I don’t want a hedge of protection around me.
If you’re praying for me, feel free to not install one of those on the landscape of my life.
Don’t get me wrong, I think hedges are adorable, but they’re highly ineffective. I mean, how hard is it to step over a hedge?
Have you ever seen a bush and thought, “If there’s only one thing standing between me and the devil, I hope it’s a bush of that girth.”
Of course not. Nobody is afraid of bushes.
And yet, every day, thousands of Christians ask for a hedge of protection with little or no regard to the implication that you’re leaving your life in the hands of shrubbery. I say it’s time to retire that phrase. In fact, it’s time to say farewell to a number of well-known Christianese words and phrases.
“I covet your prayers”
When did this become OK? Did we get a vote? I would like a recount, please. This one is kind of gross. Every time I hear someone say that, I feel like they are saying “I lust after your prayers.” Throughout the Bible we’re told not to covet and yet, here we are “redeeming” this phrase. Quit it. You might as well say, “I idolize your prayers.”
Christians use this phrase as a “Get out of jerk free” card. We write the most vile, bitter statement on Facebook and then punctuate it with “just sayin’,” as if that makes the rest of it invisible. It didn’t, we still saw what you wrote. You know who would have loved this phrase in the Bible? The Pharisees. Can’t you see them saying to Jesus, “Whoa, Jesus, you healed a guy. That’s great. Healing is awesome. It is the Sabbath though. Just sayin’.” If we only retire one phrase on this list, I hope it is this one.
“Blessed with the gift of singleness”
Don’t have a husband or wife? Not in a serious relationship with a Proverbs 31 woman? Not learning and living the love languages? Maybe you were given a special gift to remain alone forever. Maybe that one was dropped off on the doorstep of your heart this year. The next time someone says you got the gift of singleness, give them the gift of a leg sweep. Karate Kid style.
“Transparent” or “Authentic”
Oh, you’re just honest? Yikes. I’ll pray for you.

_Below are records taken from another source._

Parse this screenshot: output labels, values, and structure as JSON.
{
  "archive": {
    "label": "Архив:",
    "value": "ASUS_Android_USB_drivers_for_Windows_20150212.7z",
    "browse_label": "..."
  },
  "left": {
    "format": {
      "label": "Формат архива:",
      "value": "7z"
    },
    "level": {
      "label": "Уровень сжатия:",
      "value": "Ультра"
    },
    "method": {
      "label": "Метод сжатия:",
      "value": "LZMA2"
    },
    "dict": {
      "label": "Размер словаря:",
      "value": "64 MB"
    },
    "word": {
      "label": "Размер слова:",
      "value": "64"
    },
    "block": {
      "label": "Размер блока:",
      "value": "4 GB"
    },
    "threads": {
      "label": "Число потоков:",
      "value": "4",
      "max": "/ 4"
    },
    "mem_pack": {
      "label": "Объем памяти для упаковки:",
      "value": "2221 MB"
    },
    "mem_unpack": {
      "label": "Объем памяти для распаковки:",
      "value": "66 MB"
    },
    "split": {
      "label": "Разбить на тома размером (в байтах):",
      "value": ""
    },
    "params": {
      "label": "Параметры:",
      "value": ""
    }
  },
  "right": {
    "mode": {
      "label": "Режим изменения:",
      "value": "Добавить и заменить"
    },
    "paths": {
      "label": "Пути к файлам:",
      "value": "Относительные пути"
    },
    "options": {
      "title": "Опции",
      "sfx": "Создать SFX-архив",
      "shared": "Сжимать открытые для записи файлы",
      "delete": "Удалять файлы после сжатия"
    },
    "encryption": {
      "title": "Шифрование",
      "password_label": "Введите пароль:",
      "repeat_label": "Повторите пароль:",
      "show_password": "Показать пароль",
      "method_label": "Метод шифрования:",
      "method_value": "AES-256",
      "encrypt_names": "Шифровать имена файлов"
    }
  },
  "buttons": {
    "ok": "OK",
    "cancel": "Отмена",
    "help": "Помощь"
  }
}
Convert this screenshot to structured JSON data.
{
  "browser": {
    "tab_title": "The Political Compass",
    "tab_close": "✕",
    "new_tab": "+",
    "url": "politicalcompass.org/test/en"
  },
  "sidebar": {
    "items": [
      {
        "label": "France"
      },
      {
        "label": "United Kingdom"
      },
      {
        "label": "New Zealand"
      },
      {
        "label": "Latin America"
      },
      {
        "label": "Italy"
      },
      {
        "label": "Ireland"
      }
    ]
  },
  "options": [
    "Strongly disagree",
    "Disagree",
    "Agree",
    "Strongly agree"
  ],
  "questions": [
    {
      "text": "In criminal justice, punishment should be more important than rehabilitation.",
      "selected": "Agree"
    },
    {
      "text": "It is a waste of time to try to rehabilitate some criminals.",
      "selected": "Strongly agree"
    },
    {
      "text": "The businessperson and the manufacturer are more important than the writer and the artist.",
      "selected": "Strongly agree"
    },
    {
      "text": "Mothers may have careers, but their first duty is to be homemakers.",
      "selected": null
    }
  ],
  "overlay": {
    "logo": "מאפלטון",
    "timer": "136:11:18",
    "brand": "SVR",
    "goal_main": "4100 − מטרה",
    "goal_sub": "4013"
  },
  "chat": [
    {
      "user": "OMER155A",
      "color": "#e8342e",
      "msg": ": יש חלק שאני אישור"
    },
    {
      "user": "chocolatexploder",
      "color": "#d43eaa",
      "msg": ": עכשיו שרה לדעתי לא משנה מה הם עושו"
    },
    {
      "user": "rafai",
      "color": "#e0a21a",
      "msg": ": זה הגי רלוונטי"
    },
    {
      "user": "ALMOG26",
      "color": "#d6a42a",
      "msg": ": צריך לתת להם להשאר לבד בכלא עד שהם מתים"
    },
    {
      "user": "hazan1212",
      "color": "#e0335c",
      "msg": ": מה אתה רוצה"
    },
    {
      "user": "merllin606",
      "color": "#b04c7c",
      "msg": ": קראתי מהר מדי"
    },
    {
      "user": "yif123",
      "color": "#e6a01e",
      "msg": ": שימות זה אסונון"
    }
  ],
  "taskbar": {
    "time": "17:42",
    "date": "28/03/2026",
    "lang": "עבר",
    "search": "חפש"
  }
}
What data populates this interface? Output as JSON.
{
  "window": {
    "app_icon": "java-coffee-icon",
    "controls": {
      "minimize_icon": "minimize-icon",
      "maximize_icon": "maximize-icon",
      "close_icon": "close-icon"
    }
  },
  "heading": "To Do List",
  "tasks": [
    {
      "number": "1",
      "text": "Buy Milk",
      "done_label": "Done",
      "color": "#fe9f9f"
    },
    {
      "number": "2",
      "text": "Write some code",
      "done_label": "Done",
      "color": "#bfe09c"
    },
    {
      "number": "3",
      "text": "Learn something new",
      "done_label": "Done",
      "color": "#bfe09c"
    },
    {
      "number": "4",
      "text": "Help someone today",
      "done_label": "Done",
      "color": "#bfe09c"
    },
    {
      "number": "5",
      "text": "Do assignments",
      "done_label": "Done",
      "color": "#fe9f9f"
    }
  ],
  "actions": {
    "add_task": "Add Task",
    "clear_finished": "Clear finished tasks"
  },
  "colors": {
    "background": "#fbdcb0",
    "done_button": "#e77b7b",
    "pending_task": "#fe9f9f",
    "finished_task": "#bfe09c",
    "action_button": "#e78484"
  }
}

Probably even lift you up in some fashion. I’m not only honest; I’m transparent, like an empty Ziploc bag. I’m authentic, like hipster jeans handmade in the U.S. of A. Honest is old news.